§ TASK STATEMENT:
Each line of the data below must be given again exactly as written.

(Component data from apps and pages)
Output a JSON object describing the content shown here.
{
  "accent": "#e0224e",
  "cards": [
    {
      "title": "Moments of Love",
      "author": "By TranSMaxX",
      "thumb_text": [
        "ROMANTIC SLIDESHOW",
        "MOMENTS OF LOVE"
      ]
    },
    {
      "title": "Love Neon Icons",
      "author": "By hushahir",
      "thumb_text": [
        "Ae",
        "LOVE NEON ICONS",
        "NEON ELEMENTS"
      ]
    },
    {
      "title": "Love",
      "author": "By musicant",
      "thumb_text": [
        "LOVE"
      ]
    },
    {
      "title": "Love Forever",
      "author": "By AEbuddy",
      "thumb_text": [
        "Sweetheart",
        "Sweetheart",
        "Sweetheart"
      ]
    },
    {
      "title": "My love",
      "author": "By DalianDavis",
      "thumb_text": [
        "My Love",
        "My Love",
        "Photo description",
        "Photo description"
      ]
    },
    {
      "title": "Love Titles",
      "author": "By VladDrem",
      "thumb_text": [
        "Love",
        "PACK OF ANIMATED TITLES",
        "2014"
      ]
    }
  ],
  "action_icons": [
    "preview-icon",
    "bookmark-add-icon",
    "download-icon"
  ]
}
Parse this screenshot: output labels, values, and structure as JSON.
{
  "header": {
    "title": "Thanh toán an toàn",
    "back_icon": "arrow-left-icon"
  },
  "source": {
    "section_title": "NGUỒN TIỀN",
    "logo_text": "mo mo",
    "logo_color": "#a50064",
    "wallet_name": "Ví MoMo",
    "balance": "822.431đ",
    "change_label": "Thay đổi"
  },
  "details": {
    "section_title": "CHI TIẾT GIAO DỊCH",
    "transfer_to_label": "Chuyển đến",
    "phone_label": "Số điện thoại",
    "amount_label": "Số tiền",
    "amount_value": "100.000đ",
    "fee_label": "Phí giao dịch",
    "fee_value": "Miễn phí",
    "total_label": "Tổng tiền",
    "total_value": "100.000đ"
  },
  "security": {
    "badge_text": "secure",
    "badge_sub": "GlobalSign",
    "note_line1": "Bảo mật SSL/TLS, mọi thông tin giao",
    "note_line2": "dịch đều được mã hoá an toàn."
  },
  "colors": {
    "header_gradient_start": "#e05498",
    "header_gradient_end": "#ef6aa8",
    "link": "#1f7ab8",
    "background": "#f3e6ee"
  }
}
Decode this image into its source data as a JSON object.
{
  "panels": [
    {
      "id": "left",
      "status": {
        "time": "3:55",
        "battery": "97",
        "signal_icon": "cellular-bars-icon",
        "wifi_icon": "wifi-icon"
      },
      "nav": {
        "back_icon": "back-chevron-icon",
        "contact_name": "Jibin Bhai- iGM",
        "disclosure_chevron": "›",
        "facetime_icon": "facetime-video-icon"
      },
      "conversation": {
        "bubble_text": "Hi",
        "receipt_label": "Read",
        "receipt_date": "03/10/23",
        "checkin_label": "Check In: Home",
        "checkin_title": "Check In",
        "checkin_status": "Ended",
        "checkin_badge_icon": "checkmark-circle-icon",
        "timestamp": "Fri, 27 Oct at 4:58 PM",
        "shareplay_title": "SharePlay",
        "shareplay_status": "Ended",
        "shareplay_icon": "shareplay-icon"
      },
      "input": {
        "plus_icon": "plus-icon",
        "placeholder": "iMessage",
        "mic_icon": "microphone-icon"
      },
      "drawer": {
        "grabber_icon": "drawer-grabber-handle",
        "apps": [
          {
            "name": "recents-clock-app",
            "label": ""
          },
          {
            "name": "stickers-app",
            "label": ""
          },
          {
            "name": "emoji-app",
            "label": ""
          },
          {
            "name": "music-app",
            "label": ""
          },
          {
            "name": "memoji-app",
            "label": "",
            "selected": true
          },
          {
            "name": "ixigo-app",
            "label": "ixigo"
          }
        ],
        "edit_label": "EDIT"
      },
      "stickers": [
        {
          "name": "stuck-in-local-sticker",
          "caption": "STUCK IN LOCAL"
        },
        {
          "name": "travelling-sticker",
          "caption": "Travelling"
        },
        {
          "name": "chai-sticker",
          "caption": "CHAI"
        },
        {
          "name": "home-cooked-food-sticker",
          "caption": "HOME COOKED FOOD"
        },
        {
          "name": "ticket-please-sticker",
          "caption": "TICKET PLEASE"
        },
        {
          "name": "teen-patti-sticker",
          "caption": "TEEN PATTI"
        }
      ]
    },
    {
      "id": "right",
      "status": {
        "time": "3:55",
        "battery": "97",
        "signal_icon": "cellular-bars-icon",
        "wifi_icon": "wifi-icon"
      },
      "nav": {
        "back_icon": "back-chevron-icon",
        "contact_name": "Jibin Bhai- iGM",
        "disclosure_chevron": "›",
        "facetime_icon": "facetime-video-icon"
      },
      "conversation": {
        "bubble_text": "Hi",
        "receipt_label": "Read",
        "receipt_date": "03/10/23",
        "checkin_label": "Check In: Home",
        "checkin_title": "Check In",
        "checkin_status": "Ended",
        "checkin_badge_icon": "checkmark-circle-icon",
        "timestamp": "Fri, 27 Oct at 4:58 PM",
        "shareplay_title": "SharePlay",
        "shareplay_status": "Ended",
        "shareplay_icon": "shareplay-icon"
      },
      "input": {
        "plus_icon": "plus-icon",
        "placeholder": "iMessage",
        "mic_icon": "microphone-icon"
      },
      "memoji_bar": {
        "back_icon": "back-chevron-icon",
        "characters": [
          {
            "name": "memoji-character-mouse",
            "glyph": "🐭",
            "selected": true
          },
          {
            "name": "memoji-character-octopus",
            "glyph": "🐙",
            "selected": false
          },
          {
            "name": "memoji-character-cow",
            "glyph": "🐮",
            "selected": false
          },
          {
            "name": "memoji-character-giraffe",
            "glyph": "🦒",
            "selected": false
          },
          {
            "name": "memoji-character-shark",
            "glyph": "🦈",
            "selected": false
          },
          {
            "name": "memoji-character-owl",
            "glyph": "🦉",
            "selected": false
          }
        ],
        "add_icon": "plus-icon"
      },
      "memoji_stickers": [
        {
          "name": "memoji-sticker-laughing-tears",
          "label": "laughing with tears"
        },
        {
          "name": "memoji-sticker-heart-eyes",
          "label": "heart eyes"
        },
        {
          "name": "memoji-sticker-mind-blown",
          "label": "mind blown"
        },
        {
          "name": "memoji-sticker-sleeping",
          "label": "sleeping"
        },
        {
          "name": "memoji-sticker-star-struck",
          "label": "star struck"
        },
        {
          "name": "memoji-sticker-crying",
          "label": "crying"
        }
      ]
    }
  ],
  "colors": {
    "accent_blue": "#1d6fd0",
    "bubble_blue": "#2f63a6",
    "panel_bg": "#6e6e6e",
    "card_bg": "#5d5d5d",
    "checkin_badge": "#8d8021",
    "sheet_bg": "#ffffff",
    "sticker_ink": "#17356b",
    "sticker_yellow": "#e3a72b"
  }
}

§ EXERCISE RESPONSE:
Output a JSON object describing the content shown here.
{
  "accent": "#e0224e",
  "cards": [
    {
      "title": "Moments of Love",
      "author": "By TranSMaxX",
      "thumb_text": [
        "ROMANTIC SLIDESHOW",
        "MOMENTS OF LOVE"
      ]
    },
    {
      "title": "Love Neon Icons",
      "author": "By hushahir",
      "thumb_text": [
        "Ae",
        "LOVE NEON ICONS",
        "NEON ELEMENTS"
      ]
    },
    {
      "title": "Love",
      "author": "By musicant",
      "thumb_text": [
        "LOVE"
      ]
    },
    {
      "title": "Love Forever",
      "author": "By AEbuddy",
      "thumb_text": [
        "Sweetheart",
        "Sweetheart",
        "Sweetheart"
      ]
    },
    {
      "title": "My love",
      "author": "By DalianDavis",
      "thumb_text": [
        "My Love",
        "My Love",
        "Photo description",
        "Photo description"
      ]
    },
    {
      "title": "Love Titles",
      "author": "By VladDrem",
      "thumb_text": [
        "Love",
        "PACK OF ANIMATED TITLES",
        "2014"
      ]
    }
  ],
  "action_icons": [
    "preview-icon",
    "bookmark-add-icon",
    "download-icon"
  ]
}
Parse this screenshot: output labels, values, and structure as JSON.
{
  "header": {
    "title": "Thanh toán an toàn",
    "back_icon": "arrow-left-icon"
  },
  "source": {
    "section_title": "NGUỒN TIỀN",
    "logo_text": "mo mo",
    "logo_color": "#a50064",
    "wallet_name": "Ví MoMo",
    "balance": "822.431đ",
    "change_label": "Thay đổi"
  },
  "details": {
    "section_title": "CHI TIẾT GIAO DỊCH",
    "transfer_to_label": "Chuyển đến",
    "phone_label": "Số điện thoại",
    "amount_label": "Số tiền",
    "amount_value": "100.000đ",
    "fee_label": "Phí giao dịch",
    "fee_value": "Miễn phí",
    "total_label": "Tổng tiền",
    "total_value": "100.000đ"
  },
  "security": {
    "badge_text": "secure",
    "badge_sub": "GlobalSign",
    "note_line1": "Bảo mật SSL/TLS, mọi thông tin giao",
    "note_line2": "dịch đều được mã hoá an toàn."
  },
  "colors": {
    "header_gradient_start": "#e05498",
    "header_gradient_end": "#ef6aa8",
    "link": "#1f7ab8",
    "background": "#f3e6ee"
  }
}
Decode this image into its source data as a JSON object.
{
  "panels": [
    {
      "id": "left",
      "status": {
        "time": "3:55",
        "battery": "97",
        "signal_icon": "cellular-bars-icon",
        "wifi_icon": "wifi-icon"
      },
      "nav": {
        "back_icon": "back-chevron-icon",
        "contact_name": "Jibin Bhai- iGM",
        "disclosure_chevron": "›",
        "facetime_icon": "facetime-video-icon"
      },
      "conversation": {
        "bubble_text": "Hi",
        "receipt_label": "Read",
        "receipt_date": "03/10/23",
        "checkin_label": "Check In: Home",
        "checkin_title": "Check In",
        "checkin_status": "Ended",
        "checkin_badge_icon": "checkmark-circle-icon",
        "timestamp": "Fri, 27 Oct at 4:58 PM",
        "shareplay_title": "SharePlay",
        "shareplay_status": "Ended",
        "shareplay_icon": "shareplay-icon"
      },
      "input": {
        "plus_icon": "plus-icon",
        "placeholder": "iMessage",
        "mic_icon": "microphone-icon"
      },
      "drawer": {
        "grabber_icon": "drawer-grabber-handle",
        "apps": [
          {
            "name": "recents-clock-app",
            "label": ""
          },
          {
            "name": "stickers-app",
            "label": ""
          },
          {
            "name": "emoji-app",
            "label": ""
          },
          {
            "name": "music-app",
            "label": ""
          },
          {
            "name": "memoji-app",
            "label": "",
            "selected": true
          },
          {
            "name": "ixigo-app",
            "label": "ixigo"
          }
        ],
        "edit_label": "EDIT"
      },
      "stickers": [
        {
          "name": "stuck-in-local-sticker",
          "caption": "STUCK IN LOCAL"
        },
        {
          "name": "travelling-sticker",
          "caption": "Travelling"
        },
        {
          "name": "chai-sticker",
          "caption": "CHAI"
        },
        {
          "name": "home-cooked-food-sticker",
          "caption": "HOME COOKED FOOD"
        },
        {
          "name": "ticket-please-sticker",
          "caption": "TICKET PLEASE"
        },
        {
          "name": "teen-patti-sticker",
          "caption": "TEEN PATTI"
        }
      ]
    },
    {
      "id": "right",
      "status": {
        "time": "3:55",
        "battery": "97",
        "signal_icon": "cellular-bars-icon",
        "wifi_icon": "wifi-icon"
      },
      "nav": {
        "back_icon": "back-chevron-icon",
        "contact_name": "Jibin Bhai- iGM",
        "disclosure_chevron": "›",
        "facetime_icon": "facetime-video-icon"
      },
      "conversation": {
        "bubble_text": "Hi",
        "receipt_label": "Read",
        "receipt_date": "03/10/23",
        "checkin_label": "Check In: Home",
        "checkin_title": "Check In",
        "checkin_status": "Ended",
        "checkin_badge_icon": "checkmark-circle-icon",
        "timestamp": "Fri, 27 Oct at 4:58 PM",
        "shareplay_title": "SharePlay",
        "shareplay_status": "Ended",
        "shareplay_icon": "shareplay-icon"
      },
      "input": {
        "plus_icon": "plus-icon",
        "placeholder": "iMessage",
        "mic_icon": "microphone-icon"
      },
      "memoji_bar": {
        "back_icon": "back-chevron-icon",
        "characters": [
          {
            "name": "memoji-character-mouse",
            "glyph": "🐭",
            "selected": true
          },
          {
            "name": "memoji-character-octopus",
            "glyph": "🐙",
            "selected": false
          },
          {
            "name": "memoji-character-cow",
            "glyph": "🐮",
            "selected": false
          },
          {
            "name": "memoji-character-giraffe",
            "glyph": "🦒",
            "selected": false
          },
          {
            "name": "memoji-character-shark",
            "glyph": "🦈",
            "selected": false
          },
          {
            "name": "memoji-character-owl",
            "glyph": "🦉",
            "selected": false
          }
        ],
        "add_icon": "plus-icon"
      },
      "memoji_stickers": [
        {
          "name": "memoji-sticker-laughing-tears",
          "label": "laughing with tears"
        },
        {
          "name": "memoji-sticker-heart-eyes",
          "label": "heart eyes"
        },
        {
          "name": "memoji-sticker-mind-blown",
          "label": "mind blown"
        },
        {
          "name": "memoji-sticker-sleeping",
          "label": "sleeping"
        },
        {
          "name": "memoji-sticker-star-struck",
          "label": "star struck"
        },
        {
          "name": "memoji-sticker-crying",
          "label": "crying"
        }
      ]
    }
  ],
  "colors": {
    "accent_blue": "#1d6fd0",
    "bubble_blue": "#2f63a6",
    "panel_bg": "#6e6e6e",
    "card_bg": "#5d5d5d",
    "checkin_badge": "#8d8021",
    "sheet_bg": "#ffffff",
    "sticker_ink": "#17356b",
    "sticker_yellow": "#e3a72b"
  }
}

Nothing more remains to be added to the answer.